As Christians, we may be faced with a dilemma to employ this method in our daily lives. It is essential to weigh the risk versus benefits, and also utilize the ethical theories supported by scriptures (Utterback, 2013). The Christian Identity and Heritage of Grand Canyon University requires the use of ethical methods like utilitarianism, which means that the choices we make should be of good intent to others (“Bible Gateway passage: John 15:12-14 – New International Version”, 2019). Using this principle, Christians can conduct a risk-benefit analysis of the process method they should apply in their daily lives (Zammori, Braglia & Castellano, 2015)

As shown in the texts above, layout process has its advantages and disadvantages. It is very challenging to settle on a suitable method, and this might require a collaborative effort to choose the best way forward. I would vouch for using the process layout in running a Christian organization.

    References
  • Augustine, & Green, R. (2014). On Christian teaching. Oxford: Oxford University Press.
  • Moran, S. (2016). Design and layout of process plants. Engineering & Technology Reference, 1(1). doi: 10.1049/etr.2016.0065
  • Moran, S. (2017). Process plant layout. Amsterdam: Elsevier Butterworth-Heinmann.
  • Utterback, K. (2013). Teaching medieval christian contemplation: An ethical dilemma? Buddhist-Christian Studies, 33(1), 53-61. doi: 10.1353/bcs.2013.0010
  • Zammori, F., Braglia, M., & Castellano, D. (2015). Just-in-time parts feeding policies for paced assembly lines: Possible solutions for highly constrained layouts. International Transactions in Operational Research, 23(4), 691-724. doi: 10.1111/itor.12173
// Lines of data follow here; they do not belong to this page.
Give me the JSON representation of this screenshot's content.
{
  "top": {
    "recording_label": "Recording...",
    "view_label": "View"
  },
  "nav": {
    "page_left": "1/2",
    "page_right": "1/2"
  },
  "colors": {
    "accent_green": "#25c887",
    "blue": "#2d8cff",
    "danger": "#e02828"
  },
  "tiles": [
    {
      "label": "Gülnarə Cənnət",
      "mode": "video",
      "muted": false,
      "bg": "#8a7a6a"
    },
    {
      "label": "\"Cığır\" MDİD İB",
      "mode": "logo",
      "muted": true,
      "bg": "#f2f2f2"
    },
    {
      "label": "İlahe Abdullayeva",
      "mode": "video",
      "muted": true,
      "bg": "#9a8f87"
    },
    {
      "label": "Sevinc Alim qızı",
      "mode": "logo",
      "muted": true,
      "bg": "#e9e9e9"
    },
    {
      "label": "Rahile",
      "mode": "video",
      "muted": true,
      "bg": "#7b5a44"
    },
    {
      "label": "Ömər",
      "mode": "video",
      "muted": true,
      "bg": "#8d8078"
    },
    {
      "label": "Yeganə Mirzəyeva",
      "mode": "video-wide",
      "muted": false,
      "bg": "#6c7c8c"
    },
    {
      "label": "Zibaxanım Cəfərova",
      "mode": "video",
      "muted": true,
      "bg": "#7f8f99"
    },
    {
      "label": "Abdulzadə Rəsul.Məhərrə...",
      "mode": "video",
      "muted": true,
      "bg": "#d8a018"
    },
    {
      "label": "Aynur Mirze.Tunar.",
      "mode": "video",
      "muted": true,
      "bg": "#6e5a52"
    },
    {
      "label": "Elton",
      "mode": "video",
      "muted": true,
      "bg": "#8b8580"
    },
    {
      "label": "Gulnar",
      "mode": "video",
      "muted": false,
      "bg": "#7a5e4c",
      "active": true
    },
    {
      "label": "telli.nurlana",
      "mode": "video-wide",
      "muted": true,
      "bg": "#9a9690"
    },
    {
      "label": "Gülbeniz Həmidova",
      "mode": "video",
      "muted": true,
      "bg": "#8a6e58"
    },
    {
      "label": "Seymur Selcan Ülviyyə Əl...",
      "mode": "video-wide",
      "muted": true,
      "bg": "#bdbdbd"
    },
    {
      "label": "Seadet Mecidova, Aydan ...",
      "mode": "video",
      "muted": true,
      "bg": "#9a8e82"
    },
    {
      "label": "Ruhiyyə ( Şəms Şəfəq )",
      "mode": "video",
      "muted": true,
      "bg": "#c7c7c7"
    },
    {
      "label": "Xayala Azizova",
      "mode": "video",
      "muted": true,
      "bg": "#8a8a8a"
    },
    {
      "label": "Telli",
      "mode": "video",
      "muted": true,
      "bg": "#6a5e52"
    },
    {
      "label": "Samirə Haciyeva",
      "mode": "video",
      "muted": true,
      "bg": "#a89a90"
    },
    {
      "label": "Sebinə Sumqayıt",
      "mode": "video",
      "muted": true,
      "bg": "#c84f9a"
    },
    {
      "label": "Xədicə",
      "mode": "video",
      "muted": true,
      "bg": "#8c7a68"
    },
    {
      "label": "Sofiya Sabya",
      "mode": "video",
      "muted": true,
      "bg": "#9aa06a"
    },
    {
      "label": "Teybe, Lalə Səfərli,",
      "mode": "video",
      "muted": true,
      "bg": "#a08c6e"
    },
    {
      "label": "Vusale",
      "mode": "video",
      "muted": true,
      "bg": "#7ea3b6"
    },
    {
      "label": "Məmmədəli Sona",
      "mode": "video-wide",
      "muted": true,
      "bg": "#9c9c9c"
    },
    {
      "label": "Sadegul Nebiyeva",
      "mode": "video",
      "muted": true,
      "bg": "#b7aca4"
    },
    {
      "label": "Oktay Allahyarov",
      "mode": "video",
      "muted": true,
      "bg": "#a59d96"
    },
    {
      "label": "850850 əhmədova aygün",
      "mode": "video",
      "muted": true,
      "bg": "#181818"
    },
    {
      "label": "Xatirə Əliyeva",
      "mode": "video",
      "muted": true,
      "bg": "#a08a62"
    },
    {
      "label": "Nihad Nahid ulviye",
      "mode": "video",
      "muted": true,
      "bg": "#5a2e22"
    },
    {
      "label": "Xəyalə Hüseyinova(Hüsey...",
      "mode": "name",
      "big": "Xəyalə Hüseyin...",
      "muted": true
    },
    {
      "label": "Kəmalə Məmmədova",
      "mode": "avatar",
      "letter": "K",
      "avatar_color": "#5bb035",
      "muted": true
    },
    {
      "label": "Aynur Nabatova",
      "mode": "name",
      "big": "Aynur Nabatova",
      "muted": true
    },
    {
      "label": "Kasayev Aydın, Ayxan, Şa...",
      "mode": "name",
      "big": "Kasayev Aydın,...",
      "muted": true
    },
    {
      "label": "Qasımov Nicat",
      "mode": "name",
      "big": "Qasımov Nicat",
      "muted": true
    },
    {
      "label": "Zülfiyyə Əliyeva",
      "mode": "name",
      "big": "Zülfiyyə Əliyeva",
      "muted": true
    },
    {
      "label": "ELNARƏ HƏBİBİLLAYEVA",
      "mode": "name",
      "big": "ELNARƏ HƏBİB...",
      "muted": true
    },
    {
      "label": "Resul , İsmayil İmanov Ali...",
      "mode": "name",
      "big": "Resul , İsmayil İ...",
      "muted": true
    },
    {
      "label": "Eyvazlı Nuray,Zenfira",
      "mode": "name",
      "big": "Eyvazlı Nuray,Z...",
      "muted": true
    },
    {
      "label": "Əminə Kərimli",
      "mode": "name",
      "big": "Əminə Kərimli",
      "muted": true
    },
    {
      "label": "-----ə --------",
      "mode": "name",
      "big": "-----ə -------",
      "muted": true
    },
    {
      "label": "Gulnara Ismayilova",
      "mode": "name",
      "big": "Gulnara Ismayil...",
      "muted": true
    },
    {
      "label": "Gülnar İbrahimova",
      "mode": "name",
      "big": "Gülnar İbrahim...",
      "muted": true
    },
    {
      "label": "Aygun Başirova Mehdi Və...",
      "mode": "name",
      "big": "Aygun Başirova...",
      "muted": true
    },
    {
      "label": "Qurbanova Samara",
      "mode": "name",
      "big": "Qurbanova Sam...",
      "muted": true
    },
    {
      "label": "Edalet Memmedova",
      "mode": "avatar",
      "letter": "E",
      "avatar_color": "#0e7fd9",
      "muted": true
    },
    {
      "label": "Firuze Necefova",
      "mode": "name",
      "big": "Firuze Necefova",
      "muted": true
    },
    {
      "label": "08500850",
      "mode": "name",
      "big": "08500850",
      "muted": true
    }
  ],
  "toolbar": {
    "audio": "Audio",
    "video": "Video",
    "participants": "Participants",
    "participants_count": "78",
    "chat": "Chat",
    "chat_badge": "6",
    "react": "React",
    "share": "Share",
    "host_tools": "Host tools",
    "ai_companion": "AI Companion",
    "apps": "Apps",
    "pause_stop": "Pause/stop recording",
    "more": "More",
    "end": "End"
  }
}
  • Bible Gateway passage: John 15:12-14 – New International Version. (2019). Retrieved from https://www.biblegateway.com/passage/?search=John+15%3A12-14&version=NIV